  • 6 Dias MS. Myelomeningocele. In: Choux M, Di Rocco C, Hockley AD. eds. Paediatric Neurosurgery. London: Churchill Livingstone; 1999: 253-69
  • 7 Shallat RF, Pawl RP, Jerva MJ. Significance of upward gaze palsy (Parinaud's syndrome) in hydrocephalus due to shunt malfunction. J Neurosurg 1973; 38 (06) 717-721
  • 8 Schmidek HH, Auer LM, Kapp JP. The cerebral venous system. Neurosurgery 1985; 17 (04) 663-678
  • 9 Cozzens JW, Chandler JP. Increased risk of distal ventriculoperitoneal shunt obstruction associated with slit valves or distal slits in the peritoneal catheter. J Neurosurg 1997; 87 (05) 682-686
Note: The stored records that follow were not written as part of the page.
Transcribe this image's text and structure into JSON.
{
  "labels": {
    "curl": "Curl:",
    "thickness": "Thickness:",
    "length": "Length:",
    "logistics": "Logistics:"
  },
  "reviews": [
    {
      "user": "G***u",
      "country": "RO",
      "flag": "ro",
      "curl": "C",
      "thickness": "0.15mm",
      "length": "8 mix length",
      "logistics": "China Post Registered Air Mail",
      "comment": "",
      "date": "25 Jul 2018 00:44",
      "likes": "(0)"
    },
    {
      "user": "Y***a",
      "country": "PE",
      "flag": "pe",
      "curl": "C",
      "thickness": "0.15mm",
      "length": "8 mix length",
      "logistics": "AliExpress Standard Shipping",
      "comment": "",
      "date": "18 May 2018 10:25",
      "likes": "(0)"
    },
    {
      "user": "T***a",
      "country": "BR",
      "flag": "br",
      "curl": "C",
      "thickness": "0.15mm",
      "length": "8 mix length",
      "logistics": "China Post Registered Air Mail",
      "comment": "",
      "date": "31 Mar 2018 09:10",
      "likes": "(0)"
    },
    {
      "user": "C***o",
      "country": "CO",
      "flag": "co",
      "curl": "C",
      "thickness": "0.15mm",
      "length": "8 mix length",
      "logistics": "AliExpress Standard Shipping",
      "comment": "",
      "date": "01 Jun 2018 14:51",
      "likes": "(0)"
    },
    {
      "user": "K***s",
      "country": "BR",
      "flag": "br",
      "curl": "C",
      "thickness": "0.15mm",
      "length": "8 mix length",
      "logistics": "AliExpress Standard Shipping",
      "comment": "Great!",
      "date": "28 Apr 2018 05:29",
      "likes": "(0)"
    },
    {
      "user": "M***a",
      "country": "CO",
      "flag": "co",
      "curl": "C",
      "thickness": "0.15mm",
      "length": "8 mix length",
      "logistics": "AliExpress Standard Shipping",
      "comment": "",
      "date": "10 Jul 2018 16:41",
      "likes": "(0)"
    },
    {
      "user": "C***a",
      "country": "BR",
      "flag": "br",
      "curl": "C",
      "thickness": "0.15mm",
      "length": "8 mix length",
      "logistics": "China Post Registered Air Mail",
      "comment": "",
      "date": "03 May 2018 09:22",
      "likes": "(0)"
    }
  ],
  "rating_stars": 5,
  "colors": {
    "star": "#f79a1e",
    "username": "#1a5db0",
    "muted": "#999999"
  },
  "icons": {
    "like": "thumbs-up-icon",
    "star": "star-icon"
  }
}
  • 10 Bayston R. Epidemiology, diagnosis, treatment, and prevention of cerebrospinal fluid shunt infections. Neurosurg Clin N Am 2001; 12 (04) 703-708, viii
  • 11 Marinov M, Gabrovsky S, Undjian S. The Dandy-Walker syndrome: diagnostic and surgical considerations. Br J Neurosurg 1991; 5 (05) 475-483
  • 12 Bindal AK, Storrs BB, McLone DG. Management of the Dandy-Walker syndrome. Pediatr Neurosurg 1990; -1991 16 (03) 163-169
  • 13 Domingo Z, Peter J. Midline developmental abnormalities of the posterior fossa: correlation of classification with outcome. Pediatr Neurosurg 1996; 24 (03) 111-118
  • 14 Kalidasan V, Carroll T, Allcutt D, Fitzgerald RJ. The Dandy-Walker syndrome–a 10-year experience of its management and outcome. Eur J Pediatr Surg 1995; 5 (Suppl. 01) 16-18
  • 15 Greenberg MS. Handbook of Neurosurgery. 7th edition.. New York: Thieme Medical Publishers; 2010: 904-905
  • 16 Aoki N. Chronic subdural hematoma in infancy. Clinical analysis of 30 cases in the CT era. J Neurosurg 1990; 73 (02) 201-205